*What needs to be done*. Please restate each entry that follows word for word.

_ _ _

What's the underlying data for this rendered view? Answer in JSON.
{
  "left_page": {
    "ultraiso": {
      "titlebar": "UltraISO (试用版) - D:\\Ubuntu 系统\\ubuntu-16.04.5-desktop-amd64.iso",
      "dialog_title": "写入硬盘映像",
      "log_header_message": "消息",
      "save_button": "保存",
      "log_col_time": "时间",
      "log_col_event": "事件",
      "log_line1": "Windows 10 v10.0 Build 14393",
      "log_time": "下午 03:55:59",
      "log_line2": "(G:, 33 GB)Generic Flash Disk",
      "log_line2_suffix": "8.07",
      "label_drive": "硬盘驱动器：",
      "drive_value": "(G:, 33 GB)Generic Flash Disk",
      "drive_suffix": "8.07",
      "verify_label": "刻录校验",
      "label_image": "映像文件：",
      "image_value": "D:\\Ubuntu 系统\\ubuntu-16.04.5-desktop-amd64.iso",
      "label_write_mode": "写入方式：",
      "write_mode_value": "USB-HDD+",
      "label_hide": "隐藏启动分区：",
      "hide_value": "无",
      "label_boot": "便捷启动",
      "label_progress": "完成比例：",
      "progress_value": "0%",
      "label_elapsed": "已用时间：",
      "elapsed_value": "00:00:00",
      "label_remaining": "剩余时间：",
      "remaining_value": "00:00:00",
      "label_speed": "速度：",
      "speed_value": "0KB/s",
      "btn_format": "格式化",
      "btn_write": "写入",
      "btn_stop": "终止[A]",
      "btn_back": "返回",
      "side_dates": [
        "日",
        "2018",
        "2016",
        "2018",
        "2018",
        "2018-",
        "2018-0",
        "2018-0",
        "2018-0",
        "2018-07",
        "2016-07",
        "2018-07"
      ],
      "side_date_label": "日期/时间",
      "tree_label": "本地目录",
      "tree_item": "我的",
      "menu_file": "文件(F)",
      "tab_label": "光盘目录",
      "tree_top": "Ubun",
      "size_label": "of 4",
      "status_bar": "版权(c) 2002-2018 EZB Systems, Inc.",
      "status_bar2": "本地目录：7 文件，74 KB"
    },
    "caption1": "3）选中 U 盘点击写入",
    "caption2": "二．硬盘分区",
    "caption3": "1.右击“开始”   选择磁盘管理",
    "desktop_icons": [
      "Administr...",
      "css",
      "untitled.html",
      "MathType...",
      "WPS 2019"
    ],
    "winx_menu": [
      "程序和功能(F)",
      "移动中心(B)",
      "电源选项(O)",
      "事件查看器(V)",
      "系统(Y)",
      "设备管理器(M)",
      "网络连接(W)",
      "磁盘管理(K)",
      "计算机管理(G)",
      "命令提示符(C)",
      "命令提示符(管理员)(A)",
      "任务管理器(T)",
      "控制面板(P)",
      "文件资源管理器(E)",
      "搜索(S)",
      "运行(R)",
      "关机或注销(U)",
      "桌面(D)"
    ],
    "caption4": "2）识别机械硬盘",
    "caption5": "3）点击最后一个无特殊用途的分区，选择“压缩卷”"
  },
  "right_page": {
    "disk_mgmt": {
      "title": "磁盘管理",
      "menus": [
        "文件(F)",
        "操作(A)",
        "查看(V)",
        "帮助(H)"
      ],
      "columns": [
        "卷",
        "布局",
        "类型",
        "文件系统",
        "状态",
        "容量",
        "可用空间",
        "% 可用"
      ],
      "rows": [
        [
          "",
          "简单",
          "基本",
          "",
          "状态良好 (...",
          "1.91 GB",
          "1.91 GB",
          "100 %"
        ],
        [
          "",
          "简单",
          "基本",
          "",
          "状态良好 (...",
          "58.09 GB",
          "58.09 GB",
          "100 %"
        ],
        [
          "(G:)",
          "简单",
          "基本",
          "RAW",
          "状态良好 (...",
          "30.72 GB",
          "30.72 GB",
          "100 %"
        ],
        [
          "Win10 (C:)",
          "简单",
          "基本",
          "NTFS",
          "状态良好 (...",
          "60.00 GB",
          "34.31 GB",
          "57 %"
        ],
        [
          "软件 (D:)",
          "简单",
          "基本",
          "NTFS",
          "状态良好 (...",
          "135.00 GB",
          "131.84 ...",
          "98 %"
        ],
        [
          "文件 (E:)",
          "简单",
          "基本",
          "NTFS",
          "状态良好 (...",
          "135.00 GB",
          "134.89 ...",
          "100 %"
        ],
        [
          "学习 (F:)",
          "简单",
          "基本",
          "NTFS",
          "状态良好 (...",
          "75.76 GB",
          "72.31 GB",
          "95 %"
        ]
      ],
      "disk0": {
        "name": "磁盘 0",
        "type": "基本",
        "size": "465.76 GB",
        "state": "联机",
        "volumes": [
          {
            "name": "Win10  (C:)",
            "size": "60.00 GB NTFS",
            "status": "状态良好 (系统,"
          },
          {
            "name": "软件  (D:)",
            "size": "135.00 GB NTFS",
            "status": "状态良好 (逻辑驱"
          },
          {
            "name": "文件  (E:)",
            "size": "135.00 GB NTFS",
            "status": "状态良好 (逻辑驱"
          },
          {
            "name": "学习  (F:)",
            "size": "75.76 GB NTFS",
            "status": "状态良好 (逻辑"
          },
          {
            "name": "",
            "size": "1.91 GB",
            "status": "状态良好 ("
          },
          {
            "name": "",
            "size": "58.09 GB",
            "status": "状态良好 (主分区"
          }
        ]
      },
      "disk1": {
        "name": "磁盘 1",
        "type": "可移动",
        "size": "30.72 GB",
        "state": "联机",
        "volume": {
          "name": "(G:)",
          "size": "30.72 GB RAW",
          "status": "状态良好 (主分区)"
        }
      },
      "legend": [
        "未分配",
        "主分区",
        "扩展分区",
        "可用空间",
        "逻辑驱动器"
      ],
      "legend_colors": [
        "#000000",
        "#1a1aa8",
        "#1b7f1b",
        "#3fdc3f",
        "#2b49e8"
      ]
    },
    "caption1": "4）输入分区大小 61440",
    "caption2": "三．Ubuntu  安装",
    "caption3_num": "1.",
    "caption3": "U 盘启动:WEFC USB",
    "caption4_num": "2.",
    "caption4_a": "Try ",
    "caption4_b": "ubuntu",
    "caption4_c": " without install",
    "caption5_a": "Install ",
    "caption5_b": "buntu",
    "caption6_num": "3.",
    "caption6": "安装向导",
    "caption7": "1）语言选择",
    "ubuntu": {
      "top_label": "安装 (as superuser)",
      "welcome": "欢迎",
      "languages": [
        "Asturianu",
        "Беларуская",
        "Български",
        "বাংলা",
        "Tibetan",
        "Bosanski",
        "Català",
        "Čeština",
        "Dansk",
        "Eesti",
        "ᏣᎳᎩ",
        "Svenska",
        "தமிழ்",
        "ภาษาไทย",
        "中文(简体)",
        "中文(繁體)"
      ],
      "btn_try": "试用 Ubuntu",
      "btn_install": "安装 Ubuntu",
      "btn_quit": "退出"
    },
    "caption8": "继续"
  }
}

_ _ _

*Solution below*.
What's the underlying data for this rendered view? Answer in JSON.
{
  "left_page": {
    "ultraiso": {
      "titlebar": "UltraISO (试用版) - D:\\Ubuntu 系统\\ubuntu-16.04.5-desktop-amd64.iso",
      "dialog_title": "写入硬盘映像",
      "log_header_message": "消息",
      "save_button": "保存",
      "log_col_time": "时间",
      "log_col_event": "事件",
      "log_line1": "Windows 10 v10.0 Build 14393",
      "log_time": "下午 03:55:59",
      "log_line2": "(G:, 33 GB)Generic Flash Disk",
      "log_line2_suffix": "8.07",
      "label_drive": "硬盘驱动器：",
      "drive_value": "(G:, 33 GB)Generic Flash Disk",
      "drive_suffix": "8.07",
      "verify_label": "刻录校验",
      "label_image": "映像文件：",
      "image_value": "D:\\Ubuntu 系统\\ubuntu-16.04.5-desktop-amd64.iso",
      "label_write_mode": "写入方式：",
      "write_mode_value": "USB-HDD+",
      "label_hide": "隐藏启动分区：",
      "hide_value": "无",
      "label_boot": "便捷启动",
      "label_progress": "完成比例：",
      "progress_value": "0%",
      "label_elapsed": "已用时间：",
      "elapsed_value": "00:00:00",
      "label_remaining": "剩余时间：",
      "remaining_value": "00:00:00",
      "label_speed": "速度：",
      "speed_value": "0KB/s",
      "btn_format": "格式化",
      "btn_write": "写入",
      "btn_stop": "终止[A]",
      "btn_back": "返回",
      "side_dates": [
        "日",
        "2018",
        "2016",
        "2018",
        "2018",
        "2018-",
        "2018-0",
        "2018-0",
        "2018-0",
        "2018-07",
        "2016-07",
        "2018-07"
      ],
      "side_date_label": "日期/时间",
      "tree_label": "本地目录",
      "tree_item": "我的",
      "menu_file": "文件(F)",
      "tab_label": "光盘目录",
      "tree_top": "Ubun",
      "size_label": "of 4",
      "status_bar": "版权(c) 2002-2018 EZB Systems, Inc.",
      "status_bar2": "本地目录：7 文件，74 KB"
    },
    "caption1": "3）选中 U 盘点击写入",
    "caption2": "二．硬盘分区",
    "caption3": "1.右击“开始”   选择磁盘管理",
    "desktop_icons": [
      "Administr...",
      "css",
      "untitled.html",
      "MathType...",
      "WPS 2019"
    ],
    "winx_menu": [
      "程序和功能(F)",
      "移动中心(B)",
      "电源选项(O)",
      "事件查看器(V)",
      "系统(Y)",
      "设备管理器(M)",
      "网络连接(W)",
      "磁盘管理(K)",
      "计算机管理(G)",
      "命令提示符(C)",
      "命令提示符(管理员)(A)",
      "任务管理器(T)",
      "控制面板(P)",
      "文件资源管理器(E)",
      "搜索(S)",
      "运行(R)",
      "关机或注销(U)",
      "桌面(D)"
    ],
    "caption4": "2）识别机械硬盘",
    "caption5": "3）点击最后一个无特殊用途的分区，选择“压缩卷”"
  },
  "right_page": {
    "disk_mgmt": {
      "title": "磁盘管理",
      "menus": [
        "文件(F)",
        "操作(A)",
        "查看(V)",
        "帮助(H)"
      ],
      "columns": [
        "卷",
        "布局",
        "类型",
        "文件系统",
        "状态",
        "容量",
        "可用空间",
        "% 可用"
      ],
      "rows": [
        [
          "",
          "简单",
          "基本",
          "",
          "状态良好 (...",
          "1.91 GB",
          "1.91 GB",
          "100 %"
        ],
        [
          "",
          "简单",
          "基本",
          "",
          "状态良好 (...",
          "58.09 GB",
          "58.09 GB",
          "100 %"
        ],
        [
          "(G:)",
          "简单",
          "基本",
          "RAW",
          "状态良好 (...",
          "30.72 GB",
          "30.72 GB",
          "100 %"
        ],
        [
          "Win10 (C:)",
          "简单",
          "基本",
          "NTFS",
          "状态良好 (...",
          "60.00 GB",
          "34.31 GB",
          "57 %"
        ],
        [
          "软件 (D:)",
          "简单",
          "基本",
          "NTFS",
          "状态良好 (...",
          "135.00 GB",
          "131.84 ...",
          "98 %"
        ],
        [
          "文件 (E:)",
          "简单",
          "基本",
          "NTFS",
          "状态良好 (...",
          "135.00 GB",
          "134.89 ...",
          "100 %"
        ],
        [
          "学习 (F:)",
          "简单",
          "基本",
          "NTFS",
          "状态良好 (...",
          "75.76 GB",
          "72.31 GB",
          "95 %"
        ]
      ],
      "disk0": {
        "name": "磁盘 0",
        "type": "基本",
        "size": "465.76 GB",
        "state": "联机",
        "volumes": [
          {
            "name": "Win10  (C:)",
            "size": "60.00 GB NTFS",
            "status": "状态良好 (系统,"
          },
          {
            "name": "软件  (D:)",
            "size": "135.00 GB NTFS",
            "status": "状态良好 (逻辑驱"
          },
          {
            "name": "文件  (E:)",
            "size": "135.00 GB NTFS",
            "status": "状态良好 (逻辑驱"
          },
          {
            "name": "学习  (F:)",
            "size": "75.76 GB NTFS",
            "status": "状态良好 (逻辑"
          },
          {
            "name": "",
            "size": "1.91 GB",
            "status": "状态良好 ("
          },
          {
            "name": "",
            "size": "58.09 GB",
            "status": "状态良好 (主分区"
          }
        ]
      },
      "disk1": {
        "name": "磁盘 1",
        "type": "可移动",
        "size": "30.72 GB",
        "state": "联机",
        "volume": {
          "name": "(G:)",
          "size": "30.72 GB RAW",
          "status": "状态良好 (主分区)"
        }
      },
      "legend": [
        "未分配",
        "主分区",
        "扩展分区",
        "可用空间",
        "逻辑驱动器"
      ],
      "legend_colors": [
        "#000000",
        "#1a1aa8",
        "#1b7f1b",
        "#3fdc3f",
        "#2b49e8"
      ]
    },
    "caption1": "4）输入分区大小 61440",
    "caption2": "三．Ubuntu  安装",
    "caption3_num": "1.",
    "caption3": "U 盘启动:WEFC USB",
    "caption4_num": "2.",
    "caption4_a": "Try ",
    "caption4_b": "ubuntu",
    "caption4_c": " without install",
    "caption5_a": "Install ",
    "caption5_b": "buntu",
    "caption6_num": "3.",
    "caption6": "安装向导",
    "caption7": "1）语言选择",
    "ubuntu": {
      "top_label": "安装 (as superuser)",
      "welcome": "欢迎",
      "languages": [
        "Asturianu",
        "Беларуская",
        "Български",
        "বাংলা",
        "Tibetan",
        "Bosanski",
        "Català",
        "Čeština",
        "Dansk",
        "Eesti",
        "ᏣᎳᎩ",
        "Svenska",
        "தமிழ்",
        "ภาษาไทย",
        "中文(简体)",
        "中文(繁體)"
      ],
      "btn_try": "试用 Ubuntu",
      "btn_install": "安装 Ubuntu",
      "btn_quit": "退出"
    },
    "caption8": "继续"
  }
}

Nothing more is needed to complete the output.